Final Thoughts On Dishonesty And When To Stop Lying

Even though you might be comfortable in the way you're coping, there's always a better way. You deserve to feel free from the stress and discomfort that comes from your compulsive lying, and the people around you don't deserve to be manipulated through lying. Take the first step today and find a therapist who can help you stop lying and start telling the truth instead so you can improve your personal relationships and encourage personal growth. Whether online or at their private practice, mental health professionals can offer you the tools to overcome pathological lying. 

Below are some commonly asked questions on this topic:

Why can't I stop lying?
Why do I lie so much?
Can a compulsive liar change?
Is lying a sin?
Why do I tell little lies?
Is lying a symptom of depression?
Is lying genetic?
What are the 17 signs of lying?
What are the 5 signs that someone is lying?
What is the one thing all liars have in common?

Still Wondering How To Stop?

If you're struggling with stopping lying and would like to recover from lying as a coping mechanism, therapy can support you in curbing the habit. Therapy is a personal experience, and not everyone will go to it seeking the same things whether for stopping bad habits or otherwise. Keeping this in mind can ensure that you will get the most out of online therapy for lying, regardless of what your specific goals are. If you’re still wondering if therapy is right for you, and what amount therapy costs to start, please don't hesitate to contact us at contact@betterhelp.com. BetterHelp specializes in online therapy to address all types of mental health concerns. If you’re interested in individual therapy, reach out today to get started. To learn more about BetterHelp as a company and careers, please find us on:

If you need a crisis hotline or want to learn more about therapy, please see below:

To learn more about mental health, please see:

Get help now:

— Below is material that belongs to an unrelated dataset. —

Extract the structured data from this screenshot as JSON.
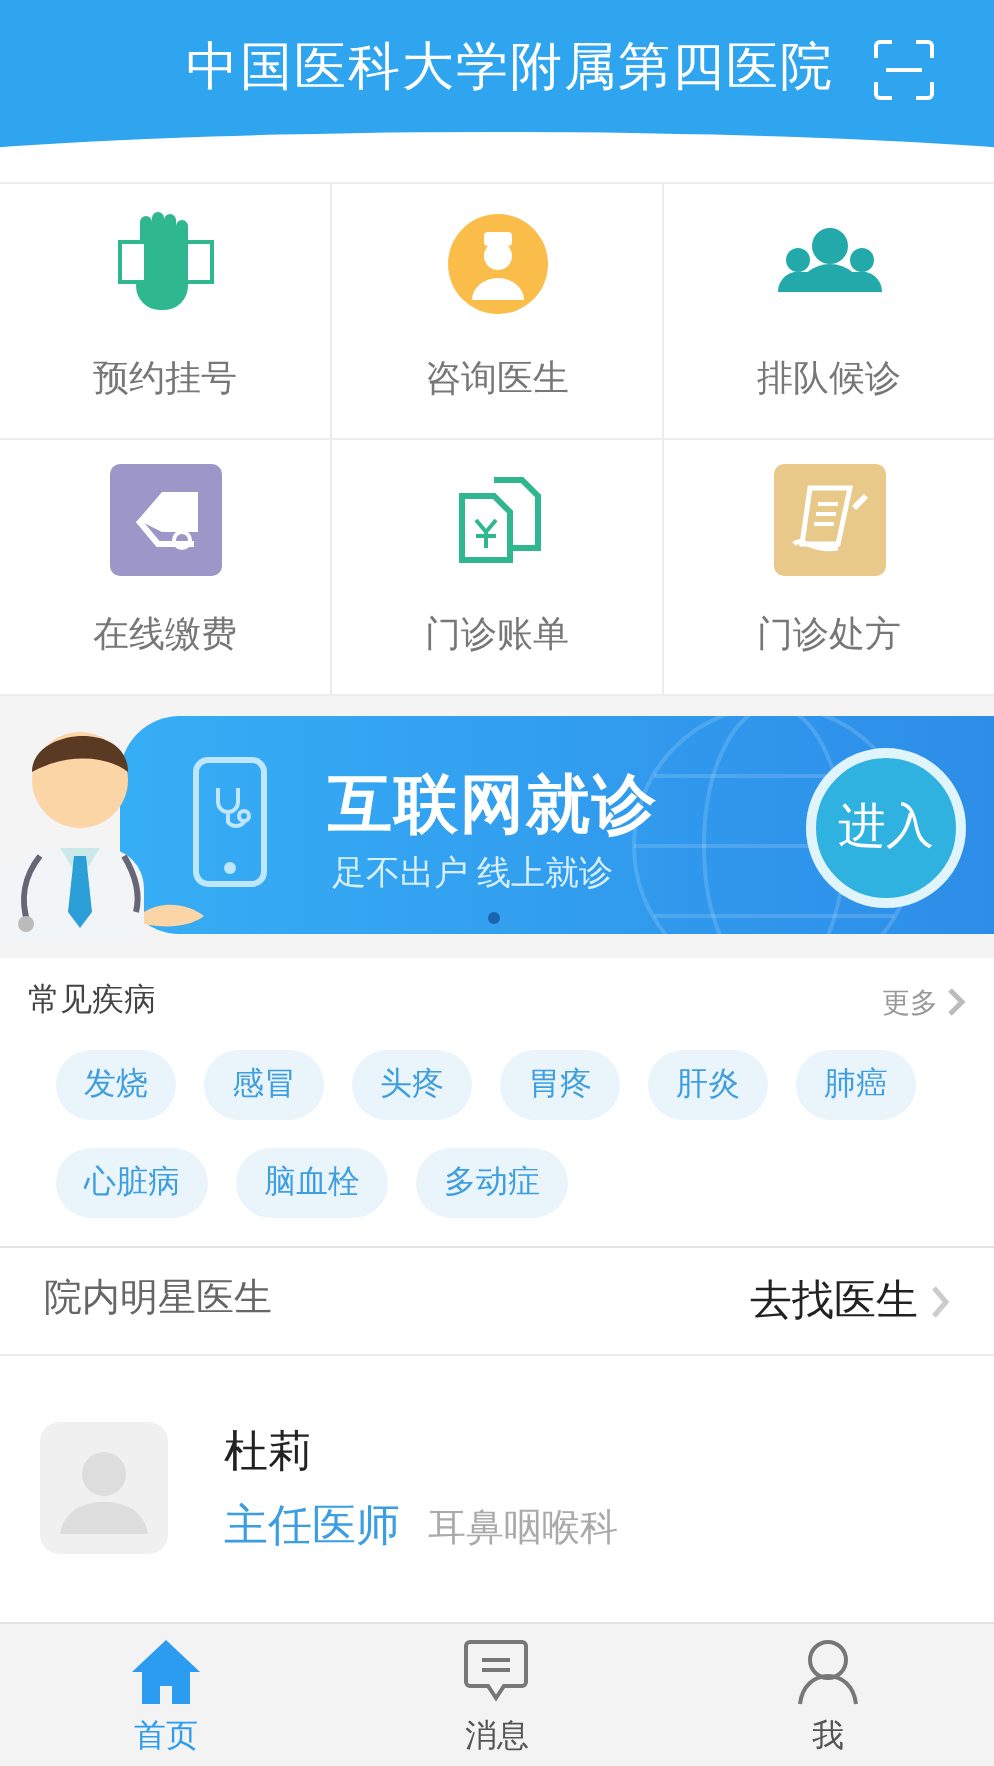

  • Emergency: 911
  • National Domestic Violence Hotline: 1- 800-799-7233
  • National Suicide Prevention Lifeline: 1-800-273-TALK (8255)
  • National Hopeline Network: 1-800-SUICIDE (784-2433)
  • Crisis Text Line: Text “DESERVE” TO 741-741
  • Lifeline Crisis Chat (Online live messaging): https://suicidepreventionlifeline.org/chat/
  • Self-Harm Hotline: 1-800-DONT CUT (366-8288)
  • Family Violence Helpline: 1-800-996-6228
  • Planned Parenthood Hotline: 1-800-230-PLAN (7526)
  • American Association of Poison Control Centers: 1-800-222-1222
  • National Council on Alcoholism & Drug Dependency Hope Line: 1-800-622-2255
  • National Crisis Line - Anorexia and Bulimia: 1-800-233-4357
  • LGBTQ+ Hotline: 1-888-843-4564
  • TREVOR Crisis Hotline: 1-866-488-7386
  • AIDS Crisis Line: 1-800-221-7044
For Additional Help & Support With Your Concerns
Speak with a Licensed Therapist
The information on this page is not intended to be a substitution for diagnosis, treatment, or informed professional advice. You should not take any action or avoid taking any action without consulting with a qualified mental health professional. For more information, please read our terms of use.